Source data:
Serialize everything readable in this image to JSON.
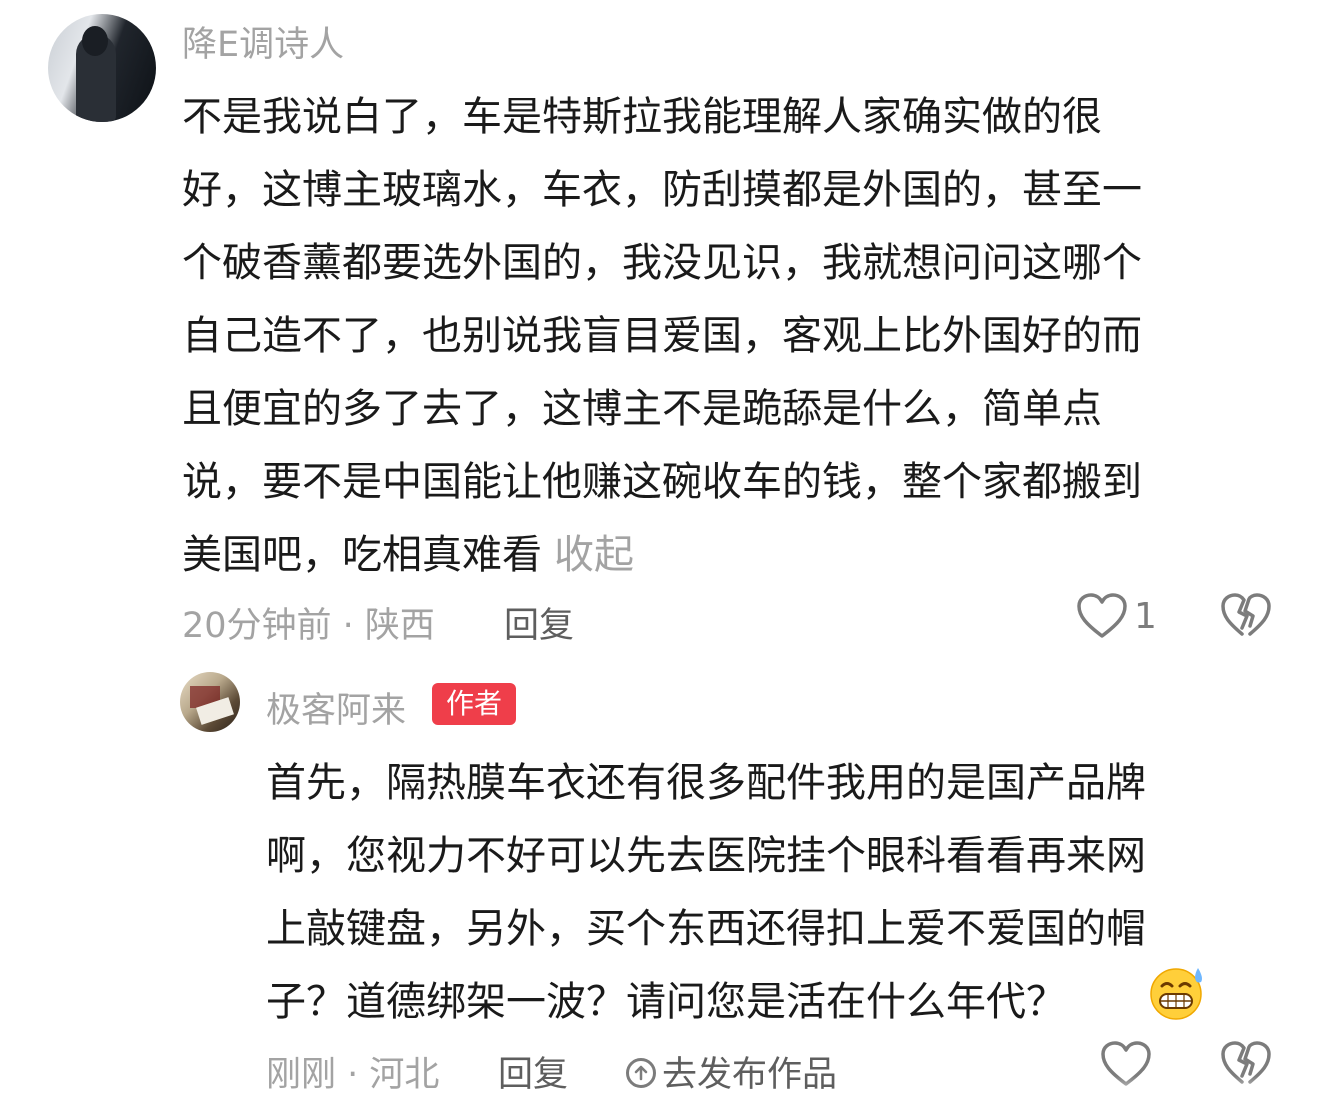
{
  "comment": {
    "username": "降E调诗人",
    "lines": [
      "不是我说白了，车是特斯拉我能理解人家确实做的很",
      "好，这博主玻璃水，车衣，防刮摸都是外国的，甚至一",
      "个破香薰都要选外国的，我没见识，我就想问问这哪个",
      "自己造不了，也别说我盲目爱国，客观上比外国好的而",
      "且便宜的多了去了，这博主不是跪舔是什么，简单点",
      "说，要不是中国能让他赚这碗收车的钱，整个家都搬到",
      "美国吧，吃相真难看"
    ],
    "collapse_label": "收起",
    "meta": "20分钟前 · 陕西",
    "reply_label": "回复",
    "like_count": "1",
    "icons": {
      "like": "heart-icon",
      "dislike": "broken-heart-icon"
    }
  },
  "reply": {
    "username": "极客阿来",
    "author_badge": "作者",
    "lines": [
      "首先，隔热膜车衣还有很多配件我用的是国产品牌",
      "啊，您视力不好可以先去医院挂个眼科看看再来网",
      "上敲键盘，另外，买个东西还得扣上爱不爱国的帽",
      "子？道德绑架一波？请问您是活在什么年代？"
    ],
    "emoji": "grinning-sweat-emoji",
    "meta": "刚刚 · 河北",
    "reply_label": "回复",
    "publish_label": "去发布作品",
    "icons": {
      "publish": "upload-circle-icon",
      "like": "heart-icon",
      "dislike": "broken-heart-icon"
    }
  },
  "colors": {
    "badge": "#ef3e4a",
    "muted": "#a3a3a3",
    "text": "#1a1a1a"
  }
}
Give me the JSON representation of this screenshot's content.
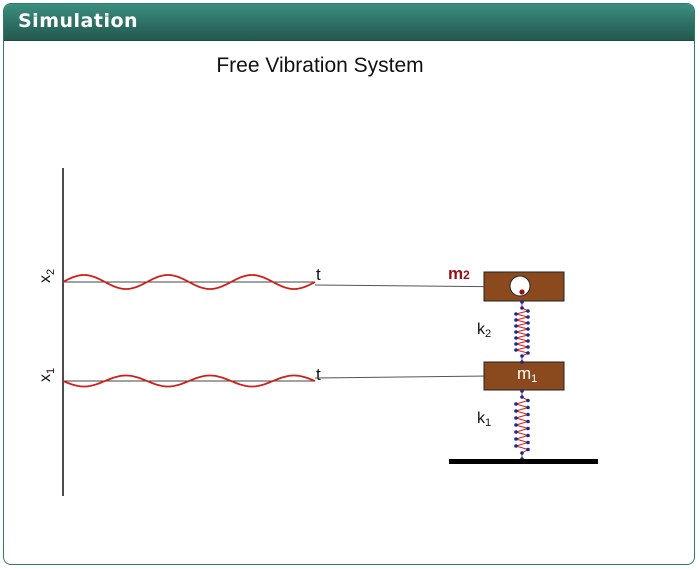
{
  "panel": {
    "title": "Simulation"
  },
  "simulation": {
    "title": "Free Vibration System",
    "graph_labels": {
      "x2": {
        "base": "x",
        "sub": "2"
      },
      "x1": {
        "base": "x",
        "sub": "1"
      },
      "t_upper": "t",
      "t_lower": "t"
    },
    "masses": {
      "m2": {
        "base": "m",
        "sub": "2"
      },
      "m1": {
        "base": "m",
        "sub": "1"
      }
    },
    "springs": {
      "k2": {
        "base": "k",
        "sub": "2"
      },
      "k1": {
        "base": "k",
        "sub": "1"
      }
    },
    "colors": {
      "header": "#2c6c62",
      "wave": "#d0201a",
      "mass": "#8b4a1e",
      "spring": "#d0201a",
      "spring_nodes": "#1a2a8a",
      "m2_label": "#9b1010",
      "ground": "#000000"
    }
  }
}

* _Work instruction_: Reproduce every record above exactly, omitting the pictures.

* _Solution to this task_:
Serialize everything readable in this image to JSON.
{
  "comment": {
    "username": "降E调诗人",
    "lines": [
      "不是我说白了，车是特斯拉我能理解人家确实做的很",
      "好，这博主玻璃水，车衣，防刮摸都是外国的，甚至一",
      "个破香薰都要选外国的，我没见识，我就想问问这哪个",
      "自己造不了，也别说我盲目爱国，客观上比外国好的而",
      "且便宜的多了去了，这博主不是跪舔是什么，简单点",
      "说，要不是中国能让他赚这碗收车的钱，整个家都搬到",
      "美国吧，吃相真难看"
    ],
    "collapse_label": "收起",
    "meta": "20分钟前 · 陕西",
    "reply_label": "回复",
    "like_count": "1",
    "icons": {
      "like": "heart-icon",
      "dislike": "broken-heart-icon"
    }
  },
  "reply": {
    "username": "极客阿来",
    "author_badge": "作者",
    "lines": [
      "首先，隔热膜车衣还有很多配件我用的是国产品牌",
      "啊，您视力不好可以先去医院挂个眼科看看再来网",
      "上敲键盘，另外，买个东西还得扣上爱不爱国的帽",
      "子？道德绑架一波？请问您是活在什么年代？"
    ],
    "emoji": "grinning-sweat-emoji",
    "meta": "刚刚 · 河北",
    "reply_label": "回复",
    "publish_label": "去发布作品",
    "icons": {
      "publish": "upload-circle-icon",
      "like": "heart-icon",
      "dislike": "broken-heart-icon"
    }
  },
  "colors": {
    "badge": "#ef3e4a",
    "muted": "#a3a3a3",
    "text": "#1a1a1a"
  }
}
Give me the JSON representation of this screenshot's content.
{
  "panel": {
    "title": "Simulation"
  },
  "simulation": {
    "title": "Free Vibration System",
    "graph_labels": {
      "x2": {
        "base": "x",
        "sub": "2"
      },
      "x1": {
        "base": "x",
        "sub": "1"
      },
      "t_upper": "t",
      "t_lower": "t"
    },
    "masses": {
      "m2": {
        "base": "m",
        "sub": "2"
      },
      "m1": {
        "base": "m",
        "sub": "1"
      }
    },
    "springs": {
      "k2": {
        "base": "k",
        "sub": "2"
      },
      "k1": {
        "base": "k",
        "sub": "1"
      }
    },
    "colors": {
      "header": "#2c6c62",
      "wave": "#d0201a",
      "mass": "#8b4a1e",
      "spring": "#d0201a",
      "spring_nodes": "#1a2a8a",
      "m2_label": "#9b1010",
      "ground": "#000000"
    }
  }
}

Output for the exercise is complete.